- Given information:
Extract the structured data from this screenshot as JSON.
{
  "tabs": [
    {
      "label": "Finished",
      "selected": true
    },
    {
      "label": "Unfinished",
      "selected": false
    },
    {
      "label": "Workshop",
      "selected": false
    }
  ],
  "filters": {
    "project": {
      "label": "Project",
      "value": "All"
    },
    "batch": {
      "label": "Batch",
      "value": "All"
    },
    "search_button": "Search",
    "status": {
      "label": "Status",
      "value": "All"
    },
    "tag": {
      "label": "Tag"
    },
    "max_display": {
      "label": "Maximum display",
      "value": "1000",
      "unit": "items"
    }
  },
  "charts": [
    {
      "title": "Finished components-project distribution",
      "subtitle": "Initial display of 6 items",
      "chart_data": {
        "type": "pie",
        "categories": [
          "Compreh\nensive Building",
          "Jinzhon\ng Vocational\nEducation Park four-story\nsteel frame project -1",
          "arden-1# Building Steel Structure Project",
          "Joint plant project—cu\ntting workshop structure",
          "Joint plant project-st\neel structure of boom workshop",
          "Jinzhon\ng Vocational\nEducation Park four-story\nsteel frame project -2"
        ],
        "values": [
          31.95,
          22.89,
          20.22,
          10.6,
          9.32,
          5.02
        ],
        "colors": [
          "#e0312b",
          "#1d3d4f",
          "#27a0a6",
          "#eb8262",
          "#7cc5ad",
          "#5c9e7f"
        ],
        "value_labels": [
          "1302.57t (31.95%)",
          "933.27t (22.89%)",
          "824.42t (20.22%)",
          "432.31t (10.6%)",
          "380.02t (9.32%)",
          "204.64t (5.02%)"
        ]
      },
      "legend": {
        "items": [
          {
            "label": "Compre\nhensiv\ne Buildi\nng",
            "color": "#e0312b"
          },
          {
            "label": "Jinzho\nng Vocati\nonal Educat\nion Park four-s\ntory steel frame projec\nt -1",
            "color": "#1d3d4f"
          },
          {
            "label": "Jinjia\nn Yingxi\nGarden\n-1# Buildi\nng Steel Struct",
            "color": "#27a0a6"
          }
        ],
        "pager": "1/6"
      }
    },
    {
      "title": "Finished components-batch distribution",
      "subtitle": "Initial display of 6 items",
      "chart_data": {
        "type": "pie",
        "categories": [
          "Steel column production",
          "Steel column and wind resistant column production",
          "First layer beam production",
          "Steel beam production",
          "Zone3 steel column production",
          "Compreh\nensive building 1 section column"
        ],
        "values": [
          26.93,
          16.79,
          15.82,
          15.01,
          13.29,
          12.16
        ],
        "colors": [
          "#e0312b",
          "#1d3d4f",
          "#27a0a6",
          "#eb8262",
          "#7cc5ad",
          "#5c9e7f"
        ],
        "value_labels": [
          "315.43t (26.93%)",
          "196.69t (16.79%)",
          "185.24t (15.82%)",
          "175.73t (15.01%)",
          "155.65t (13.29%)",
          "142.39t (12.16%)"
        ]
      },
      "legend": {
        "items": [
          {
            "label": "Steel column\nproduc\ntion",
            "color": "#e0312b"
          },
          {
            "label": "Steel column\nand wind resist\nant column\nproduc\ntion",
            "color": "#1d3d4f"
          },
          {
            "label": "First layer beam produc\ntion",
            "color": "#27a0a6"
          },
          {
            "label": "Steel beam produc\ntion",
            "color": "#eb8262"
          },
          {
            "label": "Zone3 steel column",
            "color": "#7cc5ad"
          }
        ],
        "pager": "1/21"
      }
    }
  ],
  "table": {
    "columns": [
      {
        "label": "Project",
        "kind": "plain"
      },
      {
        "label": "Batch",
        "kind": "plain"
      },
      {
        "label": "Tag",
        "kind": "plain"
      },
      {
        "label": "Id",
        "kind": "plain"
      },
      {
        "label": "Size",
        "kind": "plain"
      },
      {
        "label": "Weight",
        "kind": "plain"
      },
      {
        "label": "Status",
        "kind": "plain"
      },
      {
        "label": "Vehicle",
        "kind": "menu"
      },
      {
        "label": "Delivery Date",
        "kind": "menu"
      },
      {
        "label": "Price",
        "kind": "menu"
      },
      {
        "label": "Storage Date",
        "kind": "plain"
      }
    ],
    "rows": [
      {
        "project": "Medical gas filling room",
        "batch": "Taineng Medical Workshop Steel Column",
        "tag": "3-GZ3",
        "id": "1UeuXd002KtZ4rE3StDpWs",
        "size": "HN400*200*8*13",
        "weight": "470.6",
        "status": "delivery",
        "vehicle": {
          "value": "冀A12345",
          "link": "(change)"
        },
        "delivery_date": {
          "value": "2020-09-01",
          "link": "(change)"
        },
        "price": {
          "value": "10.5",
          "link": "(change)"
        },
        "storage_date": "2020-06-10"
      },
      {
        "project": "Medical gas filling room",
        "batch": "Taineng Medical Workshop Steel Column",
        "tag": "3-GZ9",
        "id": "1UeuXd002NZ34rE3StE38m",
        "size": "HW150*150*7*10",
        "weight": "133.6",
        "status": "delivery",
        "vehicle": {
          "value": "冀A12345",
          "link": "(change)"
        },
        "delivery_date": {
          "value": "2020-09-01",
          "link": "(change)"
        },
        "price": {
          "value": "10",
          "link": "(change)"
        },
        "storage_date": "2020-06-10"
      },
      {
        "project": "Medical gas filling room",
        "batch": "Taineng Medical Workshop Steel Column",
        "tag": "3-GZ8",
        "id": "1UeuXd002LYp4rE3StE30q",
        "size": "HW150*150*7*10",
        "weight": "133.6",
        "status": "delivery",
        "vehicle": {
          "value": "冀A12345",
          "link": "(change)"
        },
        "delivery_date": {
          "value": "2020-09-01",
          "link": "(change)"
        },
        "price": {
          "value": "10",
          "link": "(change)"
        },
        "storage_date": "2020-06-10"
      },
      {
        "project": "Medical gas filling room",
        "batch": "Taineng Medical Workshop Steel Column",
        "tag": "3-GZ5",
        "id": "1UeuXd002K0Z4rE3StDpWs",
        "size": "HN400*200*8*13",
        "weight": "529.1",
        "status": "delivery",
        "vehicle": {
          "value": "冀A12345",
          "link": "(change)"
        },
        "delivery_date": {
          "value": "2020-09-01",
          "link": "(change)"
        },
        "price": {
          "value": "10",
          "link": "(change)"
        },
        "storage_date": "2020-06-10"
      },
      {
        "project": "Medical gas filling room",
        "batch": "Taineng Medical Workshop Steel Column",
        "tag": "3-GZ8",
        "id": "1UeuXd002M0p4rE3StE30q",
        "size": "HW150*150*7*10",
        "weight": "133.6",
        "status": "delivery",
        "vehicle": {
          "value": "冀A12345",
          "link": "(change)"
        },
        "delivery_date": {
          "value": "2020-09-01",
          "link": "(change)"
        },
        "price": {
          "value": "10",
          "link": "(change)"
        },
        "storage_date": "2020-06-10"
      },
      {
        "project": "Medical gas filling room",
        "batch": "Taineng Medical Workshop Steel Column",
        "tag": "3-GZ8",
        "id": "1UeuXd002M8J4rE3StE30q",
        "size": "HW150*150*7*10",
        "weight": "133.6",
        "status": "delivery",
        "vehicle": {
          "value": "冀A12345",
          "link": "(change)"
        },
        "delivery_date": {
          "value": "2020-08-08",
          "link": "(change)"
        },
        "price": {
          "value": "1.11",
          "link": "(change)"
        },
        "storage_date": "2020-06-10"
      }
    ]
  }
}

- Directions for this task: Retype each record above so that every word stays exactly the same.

- Written solution:
Extract the structured data from this screenshot as JSON.
{
  "tabs": [
    {
      "label": "Finished",
      "selected": true
    },
    {
      "label": "Unfinished",
      "selected": false
    },
    {
      "label": "Workshop",
      "selected": false
    }
  ],
  "filters": {
    "project": {
      "label": "Project",
      "value": "All"
    },
    "batch": {
      "label": "Batch",
      "value": "All"
    },
    "search_button": "Search",
    "status": {
      "label": "Status",
      "value": "All"
    },
    "tag": {
      "label": "Tag"
    },
    "max_display": {
      "label": "Maximum display",
      "value": "1000",
      "unit": "items"
    }
  },
  "charts": [
    {
      "title": "Finished components-project distribution",
      "subtitle": "Initial display of 6 items",
      "chart_data": {
        "type": "pie",
        "categories": [
          "Compreh\nensive Building",
          "Jinzhon\ng Vocational\nEducation Park four-story\nsteel frame project -1",
          "arden-1# Building Steel Structure Project",
          "Joint plant project—cu\ntting workshop structure",
          "Joint plant project-st\neel structure of boom workshop",
          "Jinzhon\ng Vocational\nEducation Park four-story\nsteel frame project -2"
        ],
        "values": [
          31.95,
          22.89,
          20.22,
          10.6,
          9.32,
          5.02
        ],
        "colors": [
          "#e0312b",
          "#1d3d4f",
          "#27a0a6",
          "#eb8262",
          "#7cc5ad",
          "#5c9e7f"
        ],
        "value_labels": [
          "1302.57t (31.95%)",
          "933.27t (22.89%)",
          "824.42t (20.22%)",
          "432.31t (10.6%)",
          "380.02t (9.32%)",
          "204.64t (5.02%)"
        ]
      },
      "legend": {
        "items": [
          {
            "label": "Compre\nhensiv\ne Buildi\nng",
            "color": "#e0312b"
          },
          {
            "label": "Jinzho\nng Vocati\nonal Educat\nion Park four-s\ntory steel frame projec\nt -1",
            "color": "#1d3d4f"
          },
          {
            "label": "Jinjia\nn Yingxi\nGarden\n-1# Buildi\nng Steel Struct",
            "color": "#27a0a6"
          }
        ],
        "pager": "1/6"
      }
    },
    {
      "title": "Finished components-batch distribution",
      "subtitle": "Initial display of 6 items",
      "chart_data": {
        "type": "pie",
        "categories": [
          "Steel column production",
          "Steel column and wind resistant column production",
          "First layer beam production",
          "Steel beam production",
          "Zone3 steel column production",
          "Compreh\nensive building 1 section column"
        ],
        "values": [
          26.93,
          16.79,
          15.82,
          15.01,
          13.29,
          12.16
        ],
        "colors": [
          "#e0312b",
          "#1d3d4f",
          "#27a0a6",
          "#eb8262",
          "#7cc5ad",
          "#5c9e7f"
        ],
        "value_labels": [
          "315.43t (26.93%)",
          "196.69t (16.79%)",
          "185.24t (15.82%)",
          "175.73t (15.01%)",
          "155.65t (13.29%)",
          "142.39t (12.16%)"
        ]
      },
      "legend": {
        "items": [
          {
            "label": "Steel column\nproduc\ntion",
            "color": "#e0312b"
          },
          {
            "label": "Steel column\nand wind resist\nant column\nproduc\ntion",
            "color": "#1d3d4f"
          },
          {
            "label": "First layer beam produc\ntion",
            "color": "#27a0a6"
          },
          {
            "label": "Steel beam produc\ntion",
            "color": "#eb8262"
          },
          {
            "label": "Zone3 steel column",
            "color": "#7cc5ad"
          }
        ],
        "pager": "1/21"
      }
    }
  ],
  "table": {
    "columns": [
      {
        "label": "Project",
        "kind": "plain"
      },
      {
        "label": "Batch",
        "kind": "plain"
      },
      {
        "label": "Tag",
        "kind": "plain"
      },
      {
        "label": "Id",
        "kind": "plain"
      },
      {
        "label": "Size",
        "kind": "plain"
      },
      {
        "label": "Weight",
        "kind": "plain"
      },
      {
        "label": "Status",
        "kind": "plain"
      },
      {
        "label": "Vehicle",
        "kind": "menu"
      },
      {
        "label": "Delivery Date",
        "kind": "menu"
      },
      {
        "label": "Price",
        "kind": "menu"
      },
      {
        "label": "Storage Date",
        "kind": "plain"
      }
    ],
    "rows": [
      {
        "project": "Medical gas filling room",
        "batch": "Taineng Medical Workshop Steel Column",
        "tag": "3-GZ3",
        "id": "1UeuXd002KtZ4rE3StDpWs",
        "size": "HN400*200*8*13",
        "weight": "470.6",
        "status": "delivery",
        "vehicle": {
          "value": "冀A12345",
          "link": "(change)"
        },
        "delivery_date": {
          "value": "2020-09-01",
          "link": "(change)"
        },
        "price": {
          "value": "10.5",
          "link": "(change)"
        },
        "storage_date": "2020-06-10"
      },
      {
        "project": "Medical gas filling room",
        "batch": "Taineng Medical Workshop Steel Column",
        "tag": "3-GZ9",
        "id": "1UeuXd002NZ34rE3StE38m",
        "size": "HW150*150*7*10",
        "weight": "133.6",
        "status": "delivery",
        "vehicle": {
          "value": "冀A12345",
          "link": "(change)"
        },
        "delivery_date": {
          "value": "2020-09-01",
          "link": "(change)"
        },
        "price": {
          "value": "10",
          "link": "(change)"
        },
        "storage_date": "2020-06-10"
      },
      {
        "project": "Medical gas filling room",
        "batch": "Taineng Medical Workshop Steel Column",
        "tag": "3-GZ8",
        "id": "1UeuXd002LYp4rE3StE30q",
        "size": "HW150*150*7*10",
        "weight": "133.6",
        "status": "delivery",
        "vehicle": {
          "value": "冀A12345",
          "link": "(change)"
        },
        "delivery_date": {
          "value": "2020-09-01",
          "link": "(change)"
        },
        "price": {
          "value": "10",
          "link": "(change)"
        },
        "storage_date": "2020-06-10"
      },
      {
        "project": "Medical gas filling room",
        "batch": "Taineng Medical Workshop Steel Column",
        "tag": "3-GZ5",
        "id": "1UeuXd002K0Z4rE3StDpWs",
        "size": "HN400*200*8*13",
        "weight": "529.1",
        "status": "delivery",
        "vehicle": {
          "value": "冀A12345",
          "link": "(change)"
        },
        "delivery_date": {
          "value": "2020-09-01",
          "link": "(change)"
        },
        "price": {
          "value": "10",
          "link": "(change)"
        },
        "storage_date": "2020-06-10"
      },
      {
        "project": "Medical gas filling room",
        "batch": "Taineng Medical Workshop Steel Column",
        "tag": "3-GZ8",
        "id": "1UeuXd002M0p4rE3StE30q",
        "size": "HW150*150*7*10",
        "weight": "133.6",
        "status": "delivery",
        "vehicle": {
          "value": "冀A12345",
          "link": "(change)"
        },
        "delivery_date": {
          "value": "2020-09-01",
          "link": "(change)"
        },
        "price": {
          "value": "10",
          "link": "(change)"
        },
        "storage_date": "2020-06-10"
      },
      {
        "project": "Medical gas filling room",
        "batch": "Taineng Medical Workshop Steel Column",
        "tag": "3-GZ8",
        "id": "1UeuXd002M8J4rE3StE30q",
        "size": "HW150*150*7*10",
        "weight": "133.6",
        "status": "delivery",
        "vehicle": {
          "value": "冀A12345",
          "link": "(change)"
        },
        "delivery_date": {
          "value": "2020-08-08",
          "link": "(change)"
        },
        "price": {
          "value": "1.11",
          "link": "(change)"
        },
        "storage_date": "2020-06-10"
      }
    ]
  }
}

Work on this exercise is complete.